*** Opening of INFORMATION ***
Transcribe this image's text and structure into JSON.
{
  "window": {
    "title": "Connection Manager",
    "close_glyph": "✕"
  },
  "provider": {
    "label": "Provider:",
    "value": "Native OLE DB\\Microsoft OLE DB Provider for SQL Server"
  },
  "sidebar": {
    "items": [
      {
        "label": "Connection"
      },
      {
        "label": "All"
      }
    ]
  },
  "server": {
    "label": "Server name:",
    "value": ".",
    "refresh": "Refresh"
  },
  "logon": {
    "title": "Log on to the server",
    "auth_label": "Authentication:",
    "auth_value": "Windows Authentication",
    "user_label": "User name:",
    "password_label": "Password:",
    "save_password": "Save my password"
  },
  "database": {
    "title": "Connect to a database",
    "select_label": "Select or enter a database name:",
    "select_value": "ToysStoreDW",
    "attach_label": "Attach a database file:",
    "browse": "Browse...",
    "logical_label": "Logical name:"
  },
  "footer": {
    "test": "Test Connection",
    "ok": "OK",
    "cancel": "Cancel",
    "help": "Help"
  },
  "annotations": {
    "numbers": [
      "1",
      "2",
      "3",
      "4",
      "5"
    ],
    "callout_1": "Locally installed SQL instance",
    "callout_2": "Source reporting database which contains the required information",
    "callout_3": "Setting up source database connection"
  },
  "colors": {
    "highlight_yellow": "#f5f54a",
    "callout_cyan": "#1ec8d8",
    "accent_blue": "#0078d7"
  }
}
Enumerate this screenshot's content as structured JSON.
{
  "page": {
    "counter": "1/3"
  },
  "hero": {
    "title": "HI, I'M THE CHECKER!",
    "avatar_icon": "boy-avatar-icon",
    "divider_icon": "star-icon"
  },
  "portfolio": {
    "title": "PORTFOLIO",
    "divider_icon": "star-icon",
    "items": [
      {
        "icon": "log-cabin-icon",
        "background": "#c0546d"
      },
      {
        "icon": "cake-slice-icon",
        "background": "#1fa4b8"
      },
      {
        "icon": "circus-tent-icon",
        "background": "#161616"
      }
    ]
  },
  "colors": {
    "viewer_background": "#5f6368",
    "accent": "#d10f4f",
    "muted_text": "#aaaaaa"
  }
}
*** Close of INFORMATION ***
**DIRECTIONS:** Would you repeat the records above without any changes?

**RESPONSE AREA:**
Transcribe this image's text and structure into JSON.
{
  "window": {
    "title": "Connection Manager",
    "close_glyph": "✕"
  },
  "provider": {
    "label": "Provider:",
    "value": "Native OLE DB\\Microsoft OLE DB Provider for SQL Server"
  },
  "sidebar": {
    "items": [
      {
        "label": "Connection"
      },
      {
        "label": "All"
      }
    ]
  },
  "server": {
    "label": "Server name:",
    "value": ".",
    "refresh": "Refresh"
  },
  "logon": {
    "title": "Log on to the server",
    "auth_label": "Authentication:",
    "auth_value": "Windows Authentication",
    "user_label": "User name:",
    "password_label": "Password:",
    "save_password": "Save my password"
  },
  "database": {
    "title": "Connect to a database",
    "select_label": "Select or enter a database name:",
    "select_value": "ToysStoreDW",
    "attach_label": "Attach a database file:",
    "browse": "Browse...",
    "logical_label": "Logical name:"
  },
  "footer": {
    "test": "Test Connection",
    "ok": "OK",
    "cancel": "Cancel",
    "help": "Help"
  },
  "annotations": {
    "numbers": [
      "1",
      "2",
      "3",
      "4",
      "5"
    ],
    "callout_1": "Locally installed SQL instance",
    "callout_2": "Source reporting database which contains the required information",
    "callout_3": "Setting up source database connection"
  },
  "colors": {
    "highlight_yellow": "#f5f54a",
    "callout_cyan": "#1ec8d8",
    "accent_blue": "#0078d7"
  }
}
Enumerate this screenshot's content as structured JSON.
{
  "page": {
    "counter": "1/3"
  },
  "hero": {
    "title": "HI, I'M THE CHECKER!",
    "avatar_icon": "boy-avatar-icon",
    "divider_icon": "star-icon"
  },
  "portfolio": {
    "title": "PORTFOLIO",
    "divider_icon": "star-icon",
    "items": [
      {
        "icon": "log-cabin-icon",
        "background": "#c0546d"
      },
      {
        "icon": "cake-slice-icon",
        "background": "#1fa4b8"
      },
      {
        "icon": "circus-tent-icon",
        "background": "#161616"
      }
    ]
  },
  "colors": {
    "viewer_background": "#5f6368",
    "accent": "#d10f4f",
    "muted_text": "#aaaaaa"
  }
}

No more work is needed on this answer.